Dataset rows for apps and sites
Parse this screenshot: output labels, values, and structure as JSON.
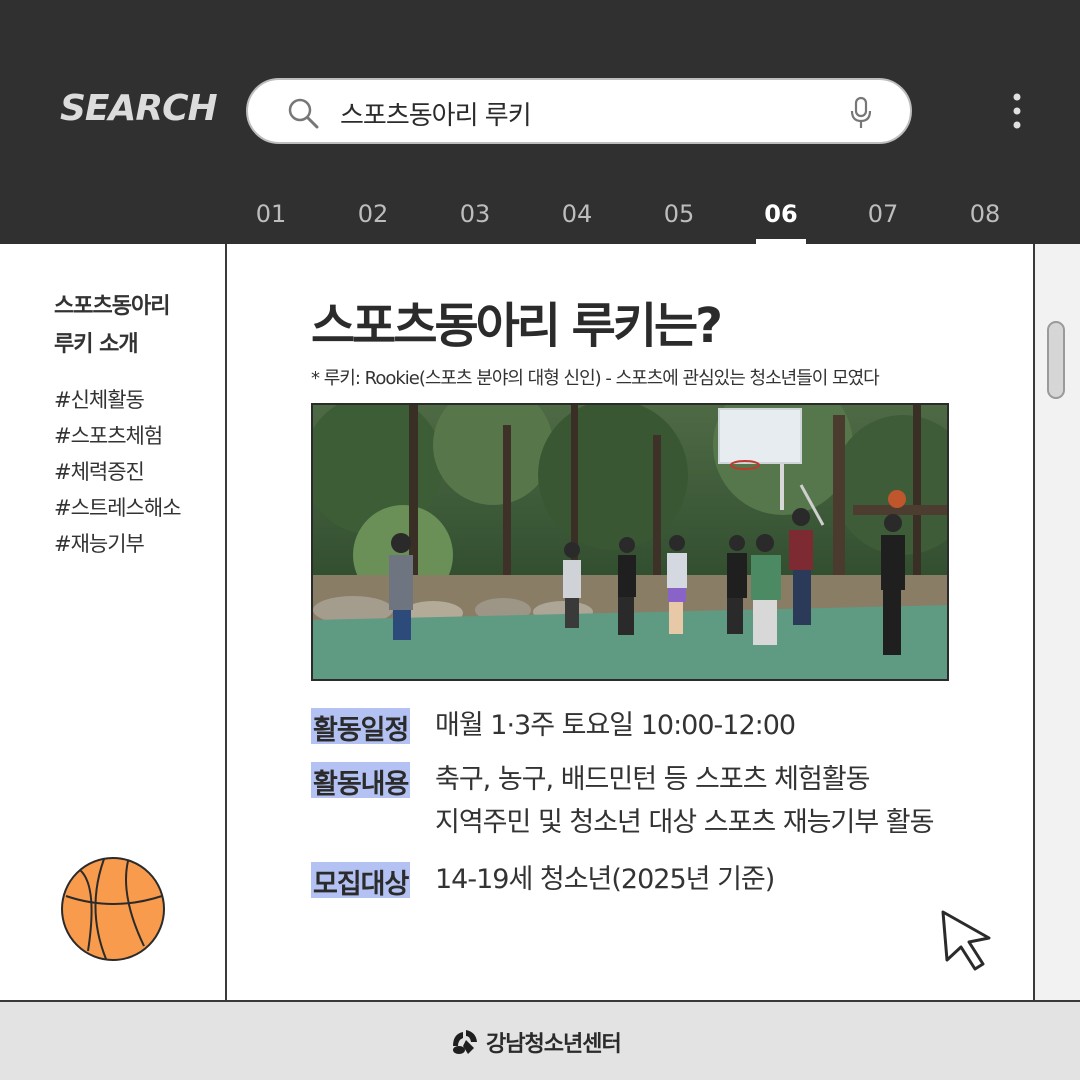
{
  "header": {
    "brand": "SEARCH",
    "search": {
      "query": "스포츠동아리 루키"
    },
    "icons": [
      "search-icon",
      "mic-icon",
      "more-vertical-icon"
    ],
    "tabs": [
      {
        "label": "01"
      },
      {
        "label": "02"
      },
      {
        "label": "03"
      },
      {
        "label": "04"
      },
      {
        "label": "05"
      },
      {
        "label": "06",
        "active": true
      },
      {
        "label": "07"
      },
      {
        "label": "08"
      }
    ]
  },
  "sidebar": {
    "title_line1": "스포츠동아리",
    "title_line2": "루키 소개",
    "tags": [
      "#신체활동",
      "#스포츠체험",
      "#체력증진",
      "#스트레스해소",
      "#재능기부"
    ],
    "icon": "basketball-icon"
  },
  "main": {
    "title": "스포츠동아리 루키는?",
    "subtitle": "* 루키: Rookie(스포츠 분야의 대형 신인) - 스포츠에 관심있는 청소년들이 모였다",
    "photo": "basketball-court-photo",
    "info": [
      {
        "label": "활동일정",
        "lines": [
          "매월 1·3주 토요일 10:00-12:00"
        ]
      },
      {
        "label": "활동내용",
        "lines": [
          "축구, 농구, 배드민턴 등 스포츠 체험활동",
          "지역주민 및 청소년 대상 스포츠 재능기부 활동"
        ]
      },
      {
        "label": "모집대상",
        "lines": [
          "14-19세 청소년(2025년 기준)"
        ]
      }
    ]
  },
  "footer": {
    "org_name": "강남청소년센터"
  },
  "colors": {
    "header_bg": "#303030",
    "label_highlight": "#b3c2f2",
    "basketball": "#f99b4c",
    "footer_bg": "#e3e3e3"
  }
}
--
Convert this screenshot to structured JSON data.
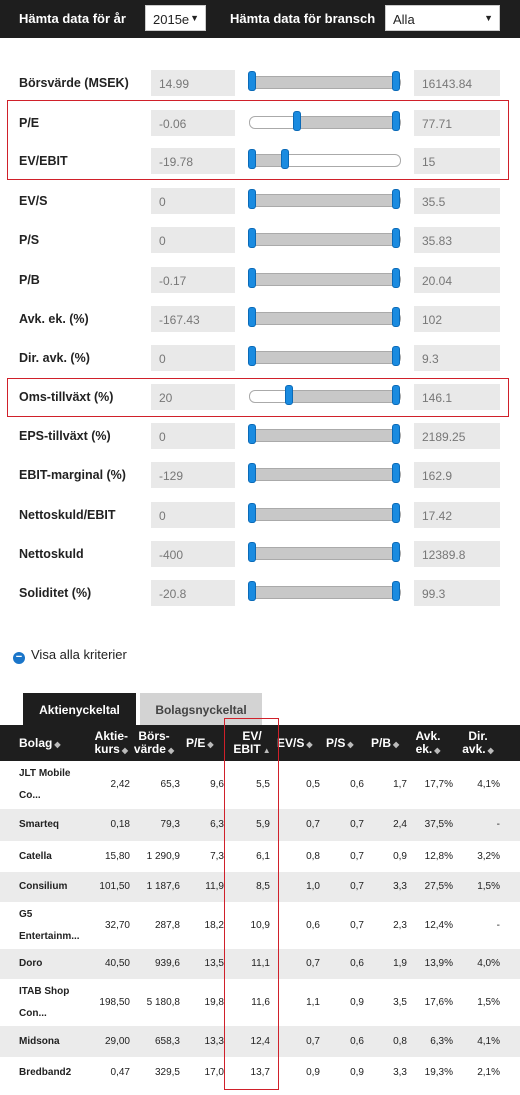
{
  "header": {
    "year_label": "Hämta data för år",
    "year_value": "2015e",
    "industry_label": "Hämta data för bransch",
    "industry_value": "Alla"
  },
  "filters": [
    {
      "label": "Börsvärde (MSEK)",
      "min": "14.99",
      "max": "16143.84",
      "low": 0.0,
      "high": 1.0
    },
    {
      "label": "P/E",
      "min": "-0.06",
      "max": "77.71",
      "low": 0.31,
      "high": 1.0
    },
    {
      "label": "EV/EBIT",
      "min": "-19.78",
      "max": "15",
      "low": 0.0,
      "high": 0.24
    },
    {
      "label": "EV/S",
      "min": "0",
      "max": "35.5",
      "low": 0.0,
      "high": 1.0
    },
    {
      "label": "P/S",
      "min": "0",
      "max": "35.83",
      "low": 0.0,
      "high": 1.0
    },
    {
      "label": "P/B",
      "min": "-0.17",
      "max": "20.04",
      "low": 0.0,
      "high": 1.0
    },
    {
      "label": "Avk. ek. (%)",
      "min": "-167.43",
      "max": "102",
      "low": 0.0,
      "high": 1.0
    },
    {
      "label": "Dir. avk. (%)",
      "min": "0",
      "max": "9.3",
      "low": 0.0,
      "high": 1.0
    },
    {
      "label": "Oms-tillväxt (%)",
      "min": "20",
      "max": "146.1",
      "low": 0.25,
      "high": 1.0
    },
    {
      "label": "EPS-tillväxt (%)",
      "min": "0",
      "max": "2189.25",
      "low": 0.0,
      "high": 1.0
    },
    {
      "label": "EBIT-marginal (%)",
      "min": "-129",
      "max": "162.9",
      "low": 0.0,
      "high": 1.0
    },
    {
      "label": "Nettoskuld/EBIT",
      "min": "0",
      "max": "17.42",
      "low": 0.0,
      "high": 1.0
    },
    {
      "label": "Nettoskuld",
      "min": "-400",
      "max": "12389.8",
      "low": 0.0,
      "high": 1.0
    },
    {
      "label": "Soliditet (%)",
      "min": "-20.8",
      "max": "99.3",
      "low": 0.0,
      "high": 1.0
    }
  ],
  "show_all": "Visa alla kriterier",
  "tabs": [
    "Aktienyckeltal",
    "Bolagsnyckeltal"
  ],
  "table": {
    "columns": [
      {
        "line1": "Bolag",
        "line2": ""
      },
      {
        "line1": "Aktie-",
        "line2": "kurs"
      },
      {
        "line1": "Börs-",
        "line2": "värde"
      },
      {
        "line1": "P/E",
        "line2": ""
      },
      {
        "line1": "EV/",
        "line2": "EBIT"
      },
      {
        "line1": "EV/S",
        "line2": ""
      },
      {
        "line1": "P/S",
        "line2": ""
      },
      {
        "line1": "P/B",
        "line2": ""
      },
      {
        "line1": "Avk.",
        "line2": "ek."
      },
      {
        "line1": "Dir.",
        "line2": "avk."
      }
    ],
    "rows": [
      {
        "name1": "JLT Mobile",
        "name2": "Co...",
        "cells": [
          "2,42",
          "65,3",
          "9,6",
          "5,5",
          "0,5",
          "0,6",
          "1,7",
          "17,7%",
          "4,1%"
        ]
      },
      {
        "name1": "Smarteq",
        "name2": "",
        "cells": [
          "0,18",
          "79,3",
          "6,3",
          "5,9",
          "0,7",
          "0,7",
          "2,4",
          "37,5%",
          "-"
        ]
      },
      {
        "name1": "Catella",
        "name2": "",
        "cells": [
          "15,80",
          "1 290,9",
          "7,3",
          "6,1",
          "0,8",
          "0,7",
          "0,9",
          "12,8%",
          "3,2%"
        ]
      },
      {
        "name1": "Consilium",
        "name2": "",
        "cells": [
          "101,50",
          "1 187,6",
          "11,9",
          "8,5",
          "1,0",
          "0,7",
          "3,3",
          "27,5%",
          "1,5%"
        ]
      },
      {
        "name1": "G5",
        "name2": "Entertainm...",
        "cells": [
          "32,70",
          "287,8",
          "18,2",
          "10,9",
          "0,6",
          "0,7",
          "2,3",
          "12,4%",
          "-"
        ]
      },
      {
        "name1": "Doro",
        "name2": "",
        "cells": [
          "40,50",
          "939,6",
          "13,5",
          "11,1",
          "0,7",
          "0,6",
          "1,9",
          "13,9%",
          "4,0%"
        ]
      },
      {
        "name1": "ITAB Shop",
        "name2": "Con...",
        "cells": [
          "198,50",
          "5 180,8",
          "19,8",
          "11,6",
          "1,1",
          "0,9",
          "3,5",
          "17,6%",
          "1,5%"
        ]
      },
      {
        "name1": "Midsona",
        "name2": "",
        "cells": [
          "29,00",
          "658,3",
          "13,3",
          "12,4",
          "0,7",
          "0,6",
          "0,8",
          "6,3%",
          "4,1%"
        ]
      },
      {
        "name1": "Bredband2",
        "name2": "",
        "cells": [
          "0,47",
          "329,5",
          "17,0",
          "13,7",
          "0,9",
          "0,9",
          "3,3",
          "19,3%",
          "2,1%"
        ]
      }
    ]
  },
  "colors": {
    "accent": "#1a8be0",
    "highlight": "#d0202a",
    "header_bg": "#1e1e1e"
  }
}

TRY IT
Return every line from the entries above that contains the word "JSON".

SOLUTION
Parse this screenshot: output labels, values, and structure as JSON.
Convert this screenshot to structured JSON data.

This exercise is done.